Zimmerman was seen by Dr. Bill Meyers, who is a specialist in this area, in Philadelphia on Friday, and the tear was diagnosed. The procedure is going to be done in Meyers' office Tuesday.
"If all goes well, it should be about a six-week rehabilitation until he's back and joins us again," said Nationals general manager Mike Rizzo.
Zimmerman was placed on the disabled list April 12, retroactive to April 10, with an abdominal strain. He's been working since then to get better, but it just wasn't happening.
"It's tough," Zimmerman said. "We went through a couple weeks to try and get it better, and it's frustrating. But it's nice to have, I guess, closure, to get it fixed and get working to come back."
Dr. Wiemi Douoguih, the Nationals' medical director, said that Zimmerman has an isolated tear of the rectus muscle in the abdomen.
Zimmerman had problems with his groin and his abdomen during Spring Training. He recovered from both before hurting the abdomen again in the first few games of the season, landing him on the disabled list.

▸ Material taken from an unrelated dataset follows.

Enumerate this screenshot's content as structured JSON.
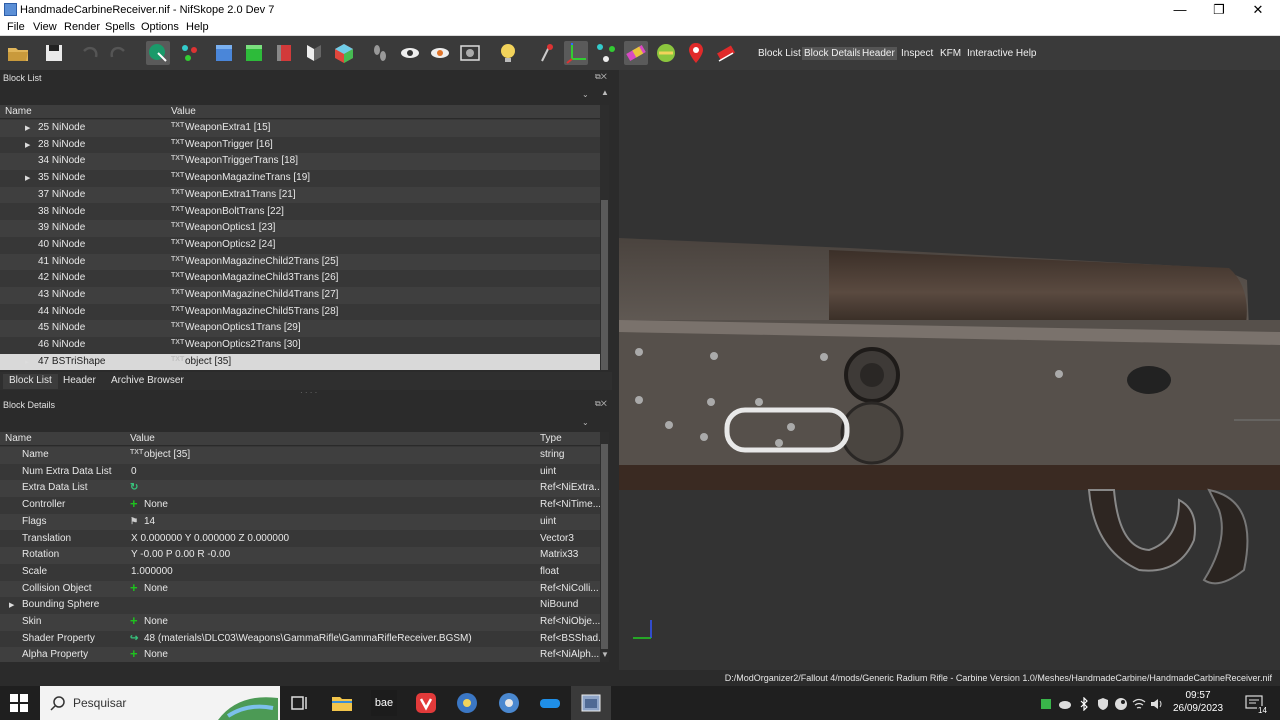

"It started out very minor back in the beginning of March," said Douoguih. "We shut him down ... [but when] he slid into second base during a game the first or second week of April, then it really got much worse after that. That's when we shut him down and put him on the [DL]."
Zimmerman began working in rehab to try to improve the problem, but he kept running into setbacks.
"It just never got better," said head athletic trainer Lee Kuntz.
Zimmerman continued working, and both he and the team eventually decided to have the third baseman see Meyers in Philadelphia.
Zimmerman said surgery was something that could have been an option earlier, but they wanted to go for rehab first to see if that would work.
"Surgery's always the last thing; it's the last resort," Zimmerman said. "It's just one of those things where you have to go for it. You have to try and see if your body can heal itself. If it does, great. If not, then you go to surgery."
Missing Zimmerman has been painful for the Washington offense, which hasn't been able to score runs very well this season even though the Nationals are 9-8 without him.
"When you take your best hitter out of the lineup, you have to find different ways to score runs," Rizzo said. "Nobody's going to feel sorry for us. He's a huge part of our ballclub, but we're going to have to find ways to win games without him."
After Tuesday's procedure, Kuntz said Zimmerman will walk a mile the next day, and Douoguih said the baseball part of his recovery is going to depend upon how he feels.
"We did everything we could to try and avoid [surgery]," Zimmerman said. "It's just at a point now where it hasn't been getting better and to the point where we might as well go in there and fix it."
Jeff Seidel is a contributor to MLB.com. This story was not subject to the approval of Major League Baseball or its clubs.